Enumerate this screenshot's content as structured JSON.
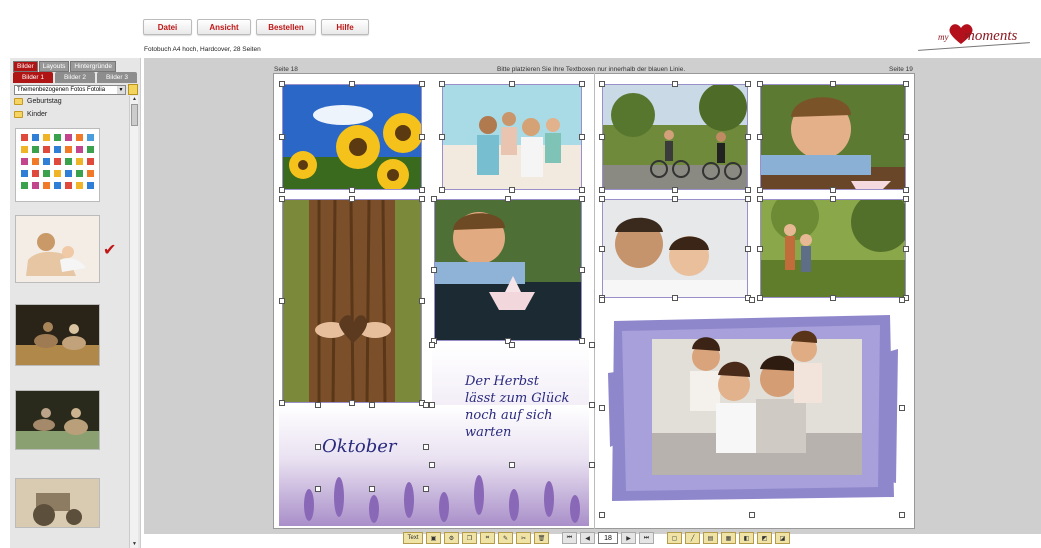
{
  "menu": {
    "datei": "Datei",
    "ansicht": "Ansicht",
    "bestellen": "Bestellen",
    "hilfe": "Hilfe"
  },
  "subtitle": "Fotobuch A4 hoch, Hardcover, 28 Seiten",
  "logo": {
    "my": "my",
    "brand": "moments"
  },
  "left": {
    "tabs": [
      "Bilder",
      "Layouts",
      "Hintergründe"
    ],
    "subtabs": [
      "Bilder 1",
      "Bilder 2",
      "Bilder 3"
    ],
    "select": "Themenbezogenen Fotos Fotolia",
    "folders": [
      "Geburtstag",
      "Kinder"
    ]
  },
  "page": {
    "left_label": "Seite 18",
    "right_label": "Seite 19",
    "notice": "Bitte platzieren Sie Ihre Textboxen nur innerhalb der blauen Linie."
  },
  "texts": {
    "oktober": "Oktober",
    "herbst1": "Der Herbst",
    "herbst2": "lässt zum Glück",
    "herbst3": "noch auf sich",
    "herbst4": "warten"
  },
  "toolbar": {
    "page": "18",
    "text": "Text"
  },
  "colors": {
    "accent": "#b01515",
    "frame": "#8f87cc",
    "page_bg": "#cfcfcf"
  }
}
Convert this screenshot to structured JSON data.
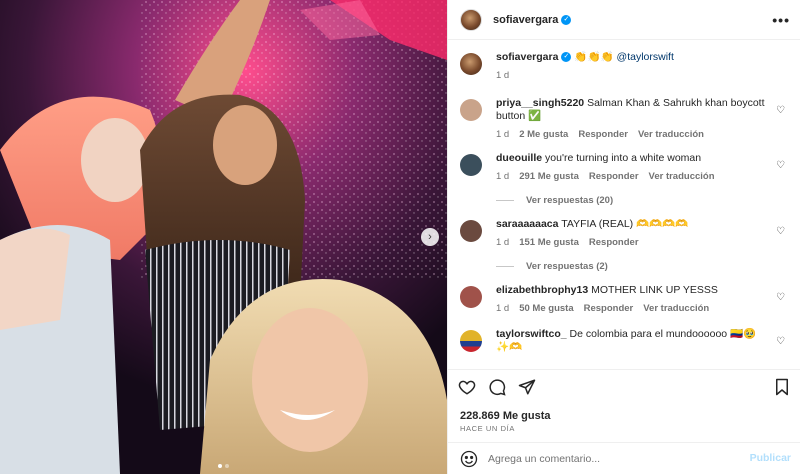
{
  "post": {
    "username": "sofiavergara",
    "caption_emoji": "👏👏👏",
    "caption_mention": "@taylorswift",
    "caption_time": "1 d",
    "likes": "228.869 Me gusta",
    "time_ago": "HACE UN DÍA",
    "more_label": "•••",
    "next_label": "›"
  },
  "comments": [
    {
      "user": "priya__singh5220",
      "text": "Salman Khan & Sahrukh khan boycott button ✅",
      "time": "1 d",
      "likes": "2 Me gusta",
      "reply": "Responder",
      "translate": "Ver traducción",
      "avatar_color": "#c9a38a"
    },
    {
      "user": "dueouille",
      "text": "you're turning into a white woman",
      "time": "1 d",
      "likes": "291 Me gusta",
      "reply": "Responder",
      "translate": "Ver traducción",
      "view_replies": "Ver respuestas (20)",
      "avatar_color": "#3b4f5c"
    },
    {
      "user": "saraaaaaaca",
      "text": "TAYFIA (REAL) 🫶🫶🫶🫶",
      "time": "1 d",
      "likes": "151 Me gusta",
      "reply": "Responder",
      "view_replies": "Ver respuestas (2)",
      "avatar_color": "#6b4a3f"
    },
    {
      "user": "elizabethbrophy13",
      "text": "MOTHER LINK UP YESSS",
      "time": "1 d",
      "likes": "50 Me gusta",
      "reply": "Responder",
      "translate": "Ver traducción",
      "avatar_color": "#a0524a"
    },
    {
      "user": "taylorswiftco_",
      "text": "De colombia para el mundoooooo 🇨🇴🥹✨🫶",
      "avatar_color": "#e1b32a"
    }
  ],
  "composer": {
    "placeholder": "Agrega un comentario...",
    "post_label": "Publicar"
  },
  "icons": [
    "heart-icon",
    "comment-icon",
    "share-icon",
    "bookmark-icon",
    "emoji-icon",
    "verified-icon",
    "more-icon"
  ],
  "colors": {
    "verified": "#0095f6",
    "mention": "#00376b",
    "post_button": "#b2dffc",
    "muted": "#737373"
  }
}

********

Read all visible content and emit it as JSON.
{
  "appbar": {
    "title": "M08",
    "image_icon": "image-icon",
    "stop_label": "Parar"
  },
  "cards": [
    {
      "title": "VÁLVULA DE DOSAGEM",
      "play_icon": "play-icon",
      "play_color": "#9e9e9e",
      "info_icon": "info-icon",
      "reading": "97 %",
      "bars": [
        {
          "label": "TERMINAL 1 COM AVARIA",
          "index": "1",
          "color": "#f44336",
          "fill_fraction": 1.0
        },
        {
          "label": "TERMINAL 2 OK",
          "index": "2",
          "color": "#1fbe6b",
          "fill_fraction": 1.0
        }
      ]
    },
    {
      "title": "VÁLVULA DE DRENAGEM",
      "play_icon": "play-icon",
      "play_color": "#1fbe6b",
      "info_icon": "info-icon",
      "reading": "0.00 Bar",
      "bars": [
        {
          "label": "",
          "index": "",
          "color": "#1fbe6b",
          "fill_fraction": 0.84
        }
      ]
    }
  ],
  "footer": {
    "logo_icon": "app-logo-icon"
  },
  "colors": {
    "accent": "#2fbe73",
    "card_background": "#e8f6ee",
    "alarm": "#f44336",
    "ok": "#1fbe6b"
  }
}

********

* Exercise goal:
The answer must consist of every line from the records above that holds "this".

* Task answer:
Enumerate this screenshot's content as structured JSON.
Convert this screenshot to structured JSON data.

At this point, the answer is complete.